FIG. 11 is a flowchart representing steps in an exemplary control algorithm (i.e. method) 1100 for the solid-state switch 200. The method 1100 allows the microprocessor 270 to detect an unexpected slope and reset the output stage 240 to an OFF state. The microprocessor 270 receives an ON command 1110 which, in the example of a thermostat application, may be a signal to turn on the fan, heat, AC, or other external circuits. A “wait” timer is checked 1120. When the timer duration is non-zero, it indicates that a short circuit fault has been previously detected and processing returns to step 1120. The timer duration is zero (“0”) 1130 when no short circuit fault has been previously detected or when a previously non-zero timer duration has expired; processing continues at step 1140. The microprocessor 270 detects a zero voltage crossing 1140, generates a short duration series of output driving pulses 1150, takes a sample of the AC voltage and computes the slope 1160. If the signal slope (e.g. VNormal) is greater than the threshold slope (VThreshold) 1170 indicating a non-short-circuit (i.e. normal) condition, then the microprocessor activates the desired output 1180. If the signal slope (e.g. Vshort-circuit) is less than the threshold slope (VThreshold) indicating that a short circuit is detected, then the microprocessor resets the timer duration to a predetermined non-zero value 1190.
Referring again to FIG. 12, in an alternative embodiment of the apparatus and method for the solid-state switch 200, in order to detect a short circuit on the output stage 240 in a DC application (i.e. a DC load), an inductor 300 is placed in series with the load 310 between the power supply 260 (i.e. the source of VHigh) and the output stage 240 and VHigh is sensed for analysis. In an alternative embodiment (not illustrated), the inductor is placed between the output stage 240 and the load and VLoad is sensed for analysis. FIG. 10 is a schematic representation of an exemplary DC signal VHigh illustrating both a normal (i.e. non-short-circuit) and a short circuit condition. Instead of measuring the change in slope as in the AC application, the microprocessor 270 tests for a drop in voltage VHigh to below a pre-defined threshold. Upon short circuit detection, the microprocessor 270 resets the “wait” timer to a non-zero value.
In a further alternative embodiment for use in a DC application, no inductor is needed when the impedance of the power supply (i.e. the source of VHigh) is sufficiently high so that the output stage 240 is not damaged during the brief period of the short-circuit analysis.

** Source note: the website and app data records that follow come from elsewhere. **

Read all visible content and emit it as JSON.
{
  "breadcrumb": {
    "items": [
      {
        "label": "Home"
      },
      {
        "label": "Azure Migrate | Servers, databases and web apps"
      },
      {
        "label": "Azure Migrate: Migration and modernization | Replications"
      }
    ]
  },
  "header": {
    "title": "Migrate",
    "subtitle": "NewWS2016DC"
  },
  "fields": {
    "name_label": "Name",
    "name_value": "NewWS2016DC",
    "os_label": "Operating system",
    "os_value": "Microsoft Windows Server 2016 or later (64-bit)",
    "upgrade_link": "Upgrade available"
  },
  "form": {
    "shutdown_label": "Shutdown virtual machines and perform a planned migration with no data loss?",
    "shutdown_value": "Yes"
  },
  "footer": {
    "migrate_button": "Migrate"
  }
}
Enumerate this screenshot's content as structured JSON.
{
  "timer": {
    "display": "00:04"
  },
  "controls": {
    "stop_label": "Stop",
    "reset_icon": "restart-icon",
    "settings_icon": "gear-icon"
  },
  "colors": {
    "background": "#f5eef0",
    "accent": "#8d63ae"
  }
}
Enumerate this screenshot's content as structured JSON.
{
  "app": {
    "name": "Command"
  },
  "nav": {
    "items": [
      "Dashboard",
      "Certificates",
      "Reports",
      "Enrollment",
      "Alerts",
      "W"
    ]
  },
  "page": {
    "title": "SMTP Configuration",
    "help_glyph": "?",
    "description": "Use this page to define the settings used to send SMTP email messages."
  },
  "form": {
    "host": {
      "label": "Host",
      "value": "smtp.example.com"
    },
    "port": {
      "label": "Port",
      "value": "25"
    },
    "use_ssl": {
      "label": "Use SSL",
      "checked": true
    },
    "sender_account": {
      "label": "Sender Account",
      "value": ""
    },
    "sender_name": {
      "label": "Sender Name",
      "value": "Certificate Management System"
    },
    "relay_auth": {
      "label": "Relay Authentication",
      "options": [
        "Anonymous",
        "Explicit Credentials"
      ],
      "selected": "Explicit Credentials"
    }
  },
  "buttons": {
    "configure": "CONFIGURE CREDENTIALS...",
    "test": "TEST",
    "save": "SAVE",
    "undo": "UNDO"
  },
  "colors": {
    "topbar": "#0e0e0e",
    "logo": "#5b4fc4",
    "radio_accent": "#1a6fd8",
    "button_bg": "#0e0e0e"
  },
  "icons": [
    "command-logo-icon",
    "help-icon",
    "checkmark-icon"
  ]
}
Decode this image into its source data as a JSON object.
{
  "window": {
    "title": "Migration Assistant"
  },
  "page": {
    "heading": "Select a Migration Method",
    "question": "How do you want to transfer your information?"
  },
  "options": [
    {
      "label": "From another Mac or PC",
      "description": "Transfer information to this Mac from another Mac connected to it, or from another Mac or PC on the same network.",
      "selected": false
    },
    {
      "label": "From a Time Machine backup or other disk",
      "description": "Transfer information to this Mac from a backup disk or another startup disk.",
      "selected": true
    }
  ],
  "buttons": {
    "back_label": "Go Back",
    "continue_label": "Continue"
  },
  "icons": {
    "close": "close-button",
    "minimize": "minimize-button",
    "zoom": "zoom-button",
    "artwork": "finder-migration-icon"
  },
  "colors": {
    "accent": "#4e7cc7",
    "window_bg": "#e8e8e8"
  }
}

The method according to the present invention can be implemented by a computer program product comprising computer executable instructions stored on a computer-readable storage medium.
It will be apparent to one skilled in the art that numerous modifications and departures from the specific embodiments described herein may be made without departing from the spirit and scope of the present invention.